[RECORD EXTRACTS]

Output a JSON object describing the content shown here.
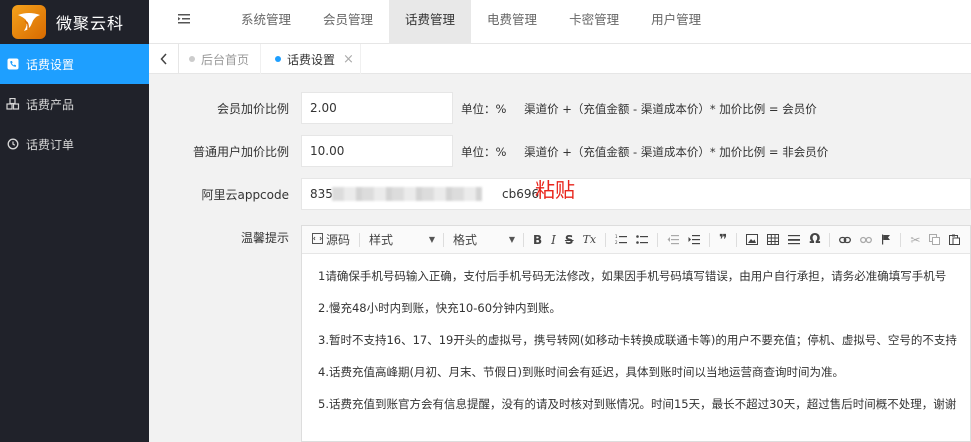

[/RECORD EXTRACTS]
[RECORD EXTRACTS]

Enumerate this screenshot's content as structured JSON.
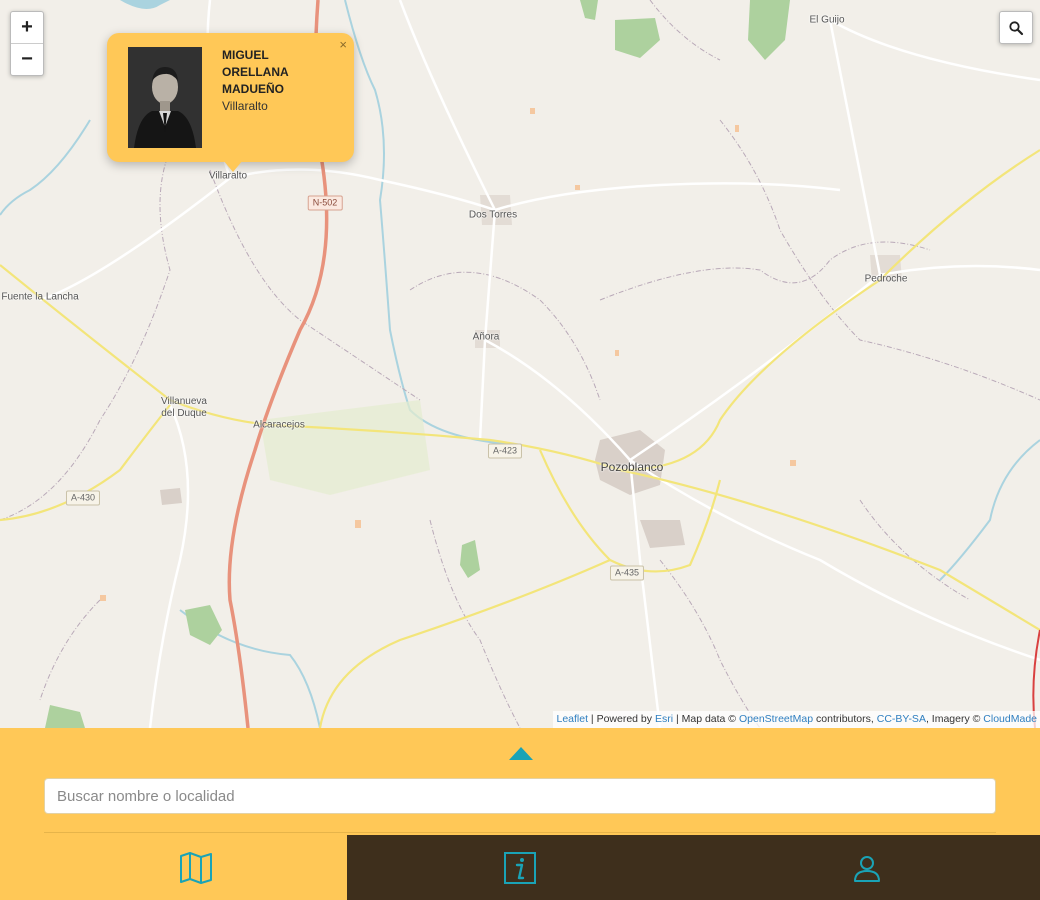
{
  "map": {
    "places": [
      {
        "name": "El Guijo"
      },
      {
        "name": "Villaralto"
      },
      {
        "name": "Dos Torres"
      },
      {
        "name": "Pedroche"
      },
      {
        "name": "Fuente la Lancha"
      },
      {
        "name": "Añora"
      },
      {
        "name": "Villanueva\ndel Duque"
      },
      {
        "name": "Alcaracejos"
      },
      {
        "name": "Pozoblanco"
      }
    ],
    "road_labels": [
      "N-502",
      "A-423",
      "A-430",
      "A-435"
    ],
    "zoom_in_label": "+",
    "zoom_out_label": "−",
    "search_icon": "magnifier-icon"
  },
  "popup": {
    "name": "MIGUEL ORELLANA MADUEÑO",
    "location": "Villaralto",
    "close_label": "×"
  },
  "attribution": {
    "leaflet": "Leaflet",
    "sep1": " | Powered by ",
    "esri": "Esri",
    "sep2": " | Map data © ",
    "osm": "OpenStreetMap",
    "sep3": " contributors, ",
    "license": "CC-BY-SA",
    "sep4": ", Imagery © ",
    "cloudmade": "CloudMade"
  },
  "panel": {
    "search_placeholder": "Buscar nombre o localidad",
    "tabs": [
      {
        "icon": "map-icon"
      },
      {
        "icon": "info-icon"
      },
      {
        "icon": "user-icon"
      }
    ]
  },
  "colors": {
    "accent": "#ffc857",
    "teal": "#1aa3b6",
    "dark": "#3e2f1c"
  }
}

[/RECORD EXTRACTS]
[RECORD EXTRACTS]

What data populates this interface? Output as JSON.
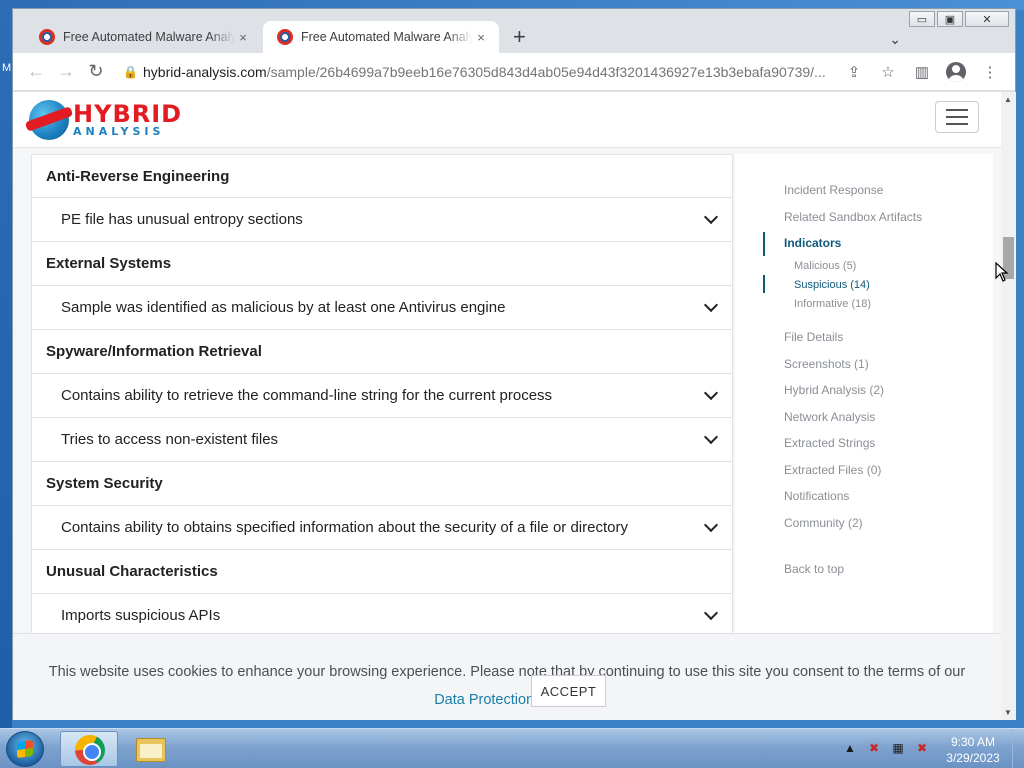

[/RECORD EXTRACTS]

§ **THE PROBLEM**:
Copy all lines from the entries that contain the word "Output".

§ **REPLY TO THE TASK**:
Output a JSON object describing the content shown here.
What data populates this interface? Output as JSON.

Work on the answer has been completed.